#### Given data:
= Beginning of Section =

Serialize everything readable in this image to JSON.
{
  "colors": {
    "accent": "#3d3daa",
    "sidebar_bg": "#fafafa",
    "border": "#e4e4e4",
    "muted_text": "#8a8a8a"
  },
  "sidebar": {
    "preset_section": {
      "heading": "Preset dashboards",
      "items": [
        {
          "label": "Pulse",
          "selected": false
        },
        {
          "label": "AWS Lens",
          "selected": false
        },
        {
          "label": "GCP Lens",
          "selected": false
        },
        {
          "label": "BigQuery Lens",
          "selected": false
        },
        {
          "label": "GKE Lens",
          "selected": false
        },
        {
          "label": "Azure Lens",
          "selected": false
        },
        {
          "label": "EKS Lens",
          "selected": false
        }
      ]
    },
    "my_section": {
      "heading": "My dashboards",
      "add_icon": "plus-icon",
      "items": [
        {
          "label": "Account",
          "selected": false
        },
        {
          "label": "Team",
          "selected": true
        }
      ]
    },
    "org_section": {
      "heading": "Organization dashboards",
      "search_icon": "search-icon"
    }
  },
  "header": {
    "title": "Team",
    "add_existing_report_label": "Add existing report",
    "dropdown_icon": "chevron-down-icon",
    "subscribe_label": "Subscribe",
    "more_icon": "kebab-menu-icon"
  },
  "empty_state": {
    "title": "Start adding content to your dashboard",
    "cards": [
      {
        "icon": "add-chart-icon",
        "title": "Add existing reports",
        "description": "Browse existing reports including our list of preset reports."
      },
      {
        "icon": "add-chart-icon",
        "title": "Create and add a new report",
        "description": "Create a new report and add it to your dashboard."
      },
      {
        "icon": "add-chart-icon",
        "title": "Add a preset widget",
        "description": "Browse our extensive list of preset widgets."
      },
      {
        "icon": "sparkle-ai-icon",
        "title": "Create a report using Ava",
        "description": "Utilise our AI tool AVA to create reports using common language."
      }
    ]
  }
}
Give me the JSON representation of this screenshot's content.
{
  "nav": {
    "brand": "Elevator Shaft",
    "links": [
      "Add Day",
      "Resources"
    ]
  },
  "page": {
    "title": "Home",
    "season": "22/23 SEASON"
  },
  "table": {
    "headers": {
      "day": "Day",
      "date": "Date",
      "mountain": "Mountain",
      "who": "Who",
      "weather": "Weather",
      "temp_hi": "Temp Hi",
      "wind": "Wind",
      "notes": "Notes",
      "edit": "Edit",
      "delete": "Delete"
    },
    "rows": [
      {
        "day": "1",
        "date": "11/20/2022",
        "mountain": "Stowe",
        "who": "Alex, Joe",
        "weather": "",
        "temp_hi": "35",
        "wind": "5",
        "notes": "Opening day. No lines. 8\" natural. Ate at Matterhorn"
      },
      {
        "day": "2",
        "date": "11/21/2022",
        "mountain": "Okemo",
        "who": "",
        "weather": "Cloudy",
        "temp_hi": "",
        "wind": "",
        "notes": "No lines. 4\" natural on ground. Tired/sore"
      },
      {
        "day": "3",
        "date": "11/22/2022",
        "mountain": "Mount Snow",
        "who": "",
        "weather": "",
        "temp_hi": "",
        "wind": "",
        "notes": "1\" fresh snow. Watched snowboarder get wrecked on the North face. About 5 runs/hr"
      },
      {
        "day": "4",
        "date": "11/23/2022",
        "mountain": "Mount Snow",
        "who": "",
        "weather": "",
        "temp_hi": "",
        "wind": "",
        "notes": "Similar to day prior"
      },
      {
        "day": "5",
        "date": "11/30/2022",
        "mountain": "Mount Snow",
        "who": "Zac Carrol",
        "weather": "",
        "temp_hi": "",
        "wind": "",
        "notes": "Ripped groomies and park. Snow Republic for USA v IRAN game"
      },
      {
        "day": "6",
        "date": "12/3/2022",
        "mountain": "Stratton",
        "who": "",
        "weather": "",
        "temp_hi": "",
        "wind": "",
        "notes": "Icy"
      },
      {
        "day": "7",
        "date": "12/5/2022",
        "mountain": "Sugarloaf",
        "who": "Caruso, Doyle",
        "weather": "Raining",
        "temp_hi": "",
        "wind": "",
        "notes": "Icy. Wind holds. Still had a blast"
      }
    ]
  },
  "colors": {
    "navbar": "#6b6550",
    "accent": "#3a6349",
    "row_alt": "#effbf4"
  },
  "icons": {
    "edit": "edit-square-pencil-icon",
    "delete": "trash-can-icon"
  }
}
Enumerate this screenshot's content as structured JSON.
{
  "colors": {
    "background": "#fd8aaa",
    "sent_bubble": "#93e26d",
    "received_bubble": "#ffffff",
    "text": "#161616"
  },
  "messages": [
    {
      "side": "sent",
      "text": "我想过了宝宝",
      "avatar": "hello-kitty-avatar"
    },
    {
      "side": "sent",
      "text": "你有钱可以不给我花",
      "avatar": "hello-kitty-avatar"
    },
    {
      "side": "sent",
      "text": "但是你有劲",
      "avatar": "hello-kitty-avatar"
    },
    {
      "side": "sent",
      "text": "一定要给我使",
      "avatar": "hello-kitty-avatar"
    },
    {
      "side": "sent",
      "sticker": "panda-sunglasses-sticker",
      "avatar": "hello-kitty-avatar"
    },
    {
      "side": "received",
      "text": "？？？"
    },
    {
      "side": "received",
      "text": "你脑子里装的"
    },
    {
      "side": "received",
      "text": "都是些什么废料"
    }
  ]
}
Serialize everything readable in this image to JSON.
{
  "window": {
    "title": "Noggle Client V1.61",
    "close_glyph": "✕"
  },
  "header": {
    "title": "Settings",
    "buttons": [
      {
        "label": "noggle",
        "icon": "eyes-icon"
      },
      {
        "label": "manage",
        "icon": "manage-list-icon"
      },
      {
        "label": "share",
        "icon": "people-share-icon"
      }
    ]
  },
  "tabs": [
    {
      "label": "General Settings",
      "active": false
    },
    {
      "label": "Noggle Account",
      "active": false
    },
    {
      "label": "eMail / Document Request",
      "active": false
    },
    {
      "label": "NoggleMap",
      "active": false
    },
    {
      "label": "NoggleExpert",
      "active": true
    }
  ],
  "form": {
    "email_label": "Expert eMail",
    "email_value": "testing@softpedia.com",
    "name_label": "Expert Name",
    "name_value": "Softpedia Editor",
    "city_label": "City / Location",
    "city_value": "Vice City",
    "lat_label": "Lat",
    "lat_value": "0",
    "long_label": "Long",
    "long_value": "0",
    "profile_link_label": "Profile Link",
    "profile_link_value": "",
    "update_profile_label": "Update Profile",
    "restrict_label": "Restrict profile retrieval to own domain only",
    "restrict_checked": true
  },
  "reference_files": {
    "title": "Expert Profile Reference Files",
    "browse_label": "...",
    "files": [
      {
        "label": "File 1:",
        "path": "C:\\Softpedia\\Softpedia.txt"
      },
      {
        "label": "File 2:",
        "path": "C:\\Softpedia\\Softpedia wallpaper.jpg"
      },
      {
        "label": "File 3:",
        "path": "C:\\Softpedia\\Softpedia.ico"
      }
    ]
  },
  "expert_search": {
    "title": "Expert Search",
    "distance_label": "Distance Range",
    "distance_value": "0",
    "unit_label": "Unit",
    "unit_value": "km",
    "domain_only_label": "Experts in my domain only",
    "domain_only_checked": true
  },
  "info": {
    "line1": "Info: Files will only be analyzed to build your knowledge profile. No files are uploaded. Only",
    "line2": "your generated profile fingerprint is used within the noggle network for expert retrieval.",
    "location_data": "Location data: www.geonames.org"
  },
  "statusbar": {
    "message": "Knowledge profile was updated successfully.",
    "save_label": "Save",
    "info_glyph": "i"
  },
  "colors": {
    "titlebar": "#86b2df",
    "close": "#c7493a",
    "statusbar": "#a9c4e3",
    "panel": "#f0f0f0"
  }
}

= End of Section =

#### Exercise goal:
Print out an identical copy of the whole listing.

#### Your response:
Serialize everything readable in this image to JSON.
{
  "colors": {
    "accent": "#3d3daa",
    "sidebar_bg": "#fafafa",
    "border": "#e4e4e4",
    "muted_text": "#8a8a8a"
  },
  "sidebar": {
    "preset_section": {
      "heading": "Preset dashboards",
      "items": [
        {
          "label": "Pulse",
          "selected": false
        },
        {
          "label": "AWS Lens",
          "selected": false
        },
        {
          "label": "GCP Lens",
          "selected": false
        },
        {
          "label": "BigQuery Lens",
          "selected": false
        },
        {
          "label": "GKE Lens",
          "selected": false
        },
        {
          "label": "Azure Lens",
          "selected": false
        },
        {
          "label": "EKS Lens",
          "selected": false
        }
      ]
    },
    "my_section": {
      "heading": "My dashboards",
      "add_icon": "plus-icon",
      "items": [
        {
          "label": "Account",
          "selected": false
        },
        {
          "label": "Team",
          "selected": true
        }
      ]
    },
    "org_section": {
      "heading": "Organization dashboards",
      "search_icon": "search-icon"
    }
  },
  "header": {
    "title": "Team",
    "add_existing_report_label": "Add existing report",
    "dropdown_icon": "chevron-down-icon",
    "subscribe_label": "Subscribe",
    "more_icon": "kebab-menu-icon"
  },
  "empty_state": {
    "title": "Start adding content to your dashboard",
    "cards": [
      {
        "icon": "add-chart-icon",
        "title": "Add existing reports",
        "description": "Browse existing reports including our list of preset reports."
      },
      {
        "icon": "add-chart-icon",
        "title": "Create and add a new report",
        "description": "Create a new report and add it to your dashboard."
      },
      {
        "icon": "add-chart-icon",
        "title": "Add a preset widget",
        "description": "Browse our extensive list of preset widgets."
      },
      {
        "icon": "sparkle-ai-icon",
        "title": "Create a report using Ava",
        "description": "Utilise our AI tool AVA to create reports using common language."
      }
    ]
  }
}
Give me the JSON representation of this screenshot's content.
{
  "nav": {
    "brand": "Elevator Shaft",
    "links": [
      "Add Day",
      "Resources"
    ]
  },
  "page": {
    "title": "Home",
    "season": "22/23 SEASON"
  },
  "table": {
    "headers": {
      "day": "Day",
      "date": "Date",
      "mountain": "Mountain",
      "who": "Who",
      "weather": "Weather",
      "temp_hi": "Temp Hi",
      "wind": "Wind",
      "notes": "Notes",
      "edit": "Edit",
      "delete": "Delete"
    },
    "rows": [
      {
        "day": "1",
        "date": "11/20/2022",
        "mountain": "Stowe",
        "who": "Alex, Joe",
        "weather": "",
        "temp_hi": "35",
        "wind": "5",
        "notes": "Opening day. No lines. 8\" natural. Ate at Matterhorn"
      },
      {
        "day": "2",
        "date": "11/21/2022",
        "mountain": "Okemo",
        "who": "",
        "weather": "Cloudy",
        "temp_hi": "",
        "wind": "",
        "notes": "No lines. 4\" natural on ground. Tired/sore"
      },
      {
        "day": "3",
        "date": "11/22/2022",
        "mountain": "Mount Snow",
        "who": "",
        "weather": "",
        "temp_hi": "",
        "wind": "",
        "notes": "1\" fresh snow. Watched snowboarder get wrecked on the North face. About 5 runs/hr"
      },
      {
        "day": "4",
        "date": "11/23/2022",
        "mountain": "Mount Snow",
        "who": "",
        "weather": "",
        "temp_hi": "",
        "wind": "",
        "notes": "Similar to day prior"
      },
      {
        "day": "5",
        "date": "11/30/2022",
        "mountain": "Mount Snow",
        "who": "Zac Carrol",
        "weather": "",
        "temp_hi": "",
        "wind": "",
        "notes": "Ripped groomies and park. Snow Republic for USA v IRAN game"
      },
      {
        "day": "6",
        "date": "12/3/2022",
        "mountain": "Stratton",
        "who": "",
        "weather": "",
        "temp_hi": "",
        "wind": "",
        "notes": "Icy"
      },
      {
        "day": "7",
        "date": "12/5/2022",
        "mountain": "Sugarloaf",
        "who": "Caruso, Doyle",
        "weather": "Raining",
        "temp_hi": "",
        "wind": "",
        "notes": "Icy. Wind holds. Still had a blast"
      }
    ]
  },
  "colors": {
    "navbar": "#6b6550",
    "accent": "#3a6349",
    "row_alt": "#effbf4"
  },
  "icons": {
    "edit": "edit-square-pencil-icon",
    "delete": "trash-can-icon"
  }
}
Enumerate this screenshot's content as structured JSON.
{
  "colors": {
    "background": "#fd8aaa",
    "sent_bubble": "#93e26d",
    "received_bubble": "#ffffff",
    "text": "#161616"
  },
  "messages": [
    {
      "side": "sent",
      "text": "我想过了宝宝",
      "avatar": "hello-kitty-avatar"
    },
    {
      "side": "sent",
      "text": "你有钱可以不给我花",
      "avatar": "hello-kitty-avatar"
    },
    {
      "side": "sent",
      "text": "但是你有劲",
      "avatar": "hello-kitty-avatar"
    },
    {
      "side": "sent",
      "text": "一定要给我使",
      "avatar": "hello-kitty-avatar"
    },
    {
      "side": "sent",
      "sticker": "panda-sunglasses-sticker",
      "avatar": "hello-kitty-avatar"
    },
    {
      "side": "received",
      "text": "？？？"
    },
    {
      "side": "received",
      "text": "你脑子里装的"
    },
    {
      "side": "received",
      "text": "都是些什么废料"
    }
  ]
}
Serialize everything readable in this image to JSON.
{
  "window": {
    "title": "Noggle Client V1.61",
    "close_glyph": "✕"
  },
  "header": {
    "title": "Settings",
    "buttons": [
      {
        "label": "noggle",
        "icon": "eyes-icon"
      },
      {
        "label": "manage",
        "icon": "manage-list-icon"
      },
      {
        "label": "share",
        "icon": "people-share-icon"
      }
    ]
  },
  "tabs": [
    {
      "label": "General Settings",
      "active": false
    },
    {
      "label": "Noggle Account",
      "active": false
    },
    {
      "label": "eMail / Document Request",
      "active": false
    },
    {
      "label": "NoggleMap",
      "active": false
    },
    {
      "label": "NoggleExpert",
      "active": true
    }
  ],
  "form": {
    "email_label": "Expert eMail",
    "email_value": "testing@softpedia.com",
    "name_label": "Expert Name",
    "name_value": "Softpedia Editor",
    "city_label": "City / Location",
    "city_value": "Vice City",
    "lat_label": "Lat",
    "lat_value": "0",
    "long_label": "Long",
    "long_value": "0",
    "profile_link_label": "Profile Link",
    "profile_link_value": "",
    "update_profile_label": "Update Profile",
    "restrict_label": "Restrict profile retrieval to own domain only",
    "restrict_checked": true
  },
  "reference_files": {
    "title": "Expert Profile Reference Files",
    "browse_label": "...",
    "files": [
      {
        "label": "File 1:",
        "path": "C:\\Softpedia\\Softpedia.txt"
      },
      {
        "label": "File 2:",
        "path": "C:\\Softpedia\\Softpedia wallpaper.jpg"
      },
      {
        "label": "File 3:",
        "path": "C:\\Softpedia\\Softpedia.ico"
      }
    ]
  },
  "expert_search": {
    "title": "Expert Search",
    "distance_label": "Distance Range",
    "distance_value": "0",
    "unit_label": "Unit",
    "unit_value": "km",
    "domain_only_label": "Experts in my domain only",
    "domain_only_checked": true
  },
  "info": {
    "line1": "Info: Files will only be analyzed to build your knowledge profile. No files are uploaded. Only",
    "line2": "your generated profile fingerprint is used within the noggle network for expert retrieval.",
    "location_data": "Location data: www.geonames.org"
  },
  "statusbar": {
    "message": "Knowledge profile was updated successfully.",
    "save_label": "Save",
    "info_glyph": "i"
  },
  "colors": {
    "titlebar": "#86b2df",
    "close": "#c7493a",
    "statusbar": "#a9c4e3",
    "panel": "#f0f0f0"
  }
}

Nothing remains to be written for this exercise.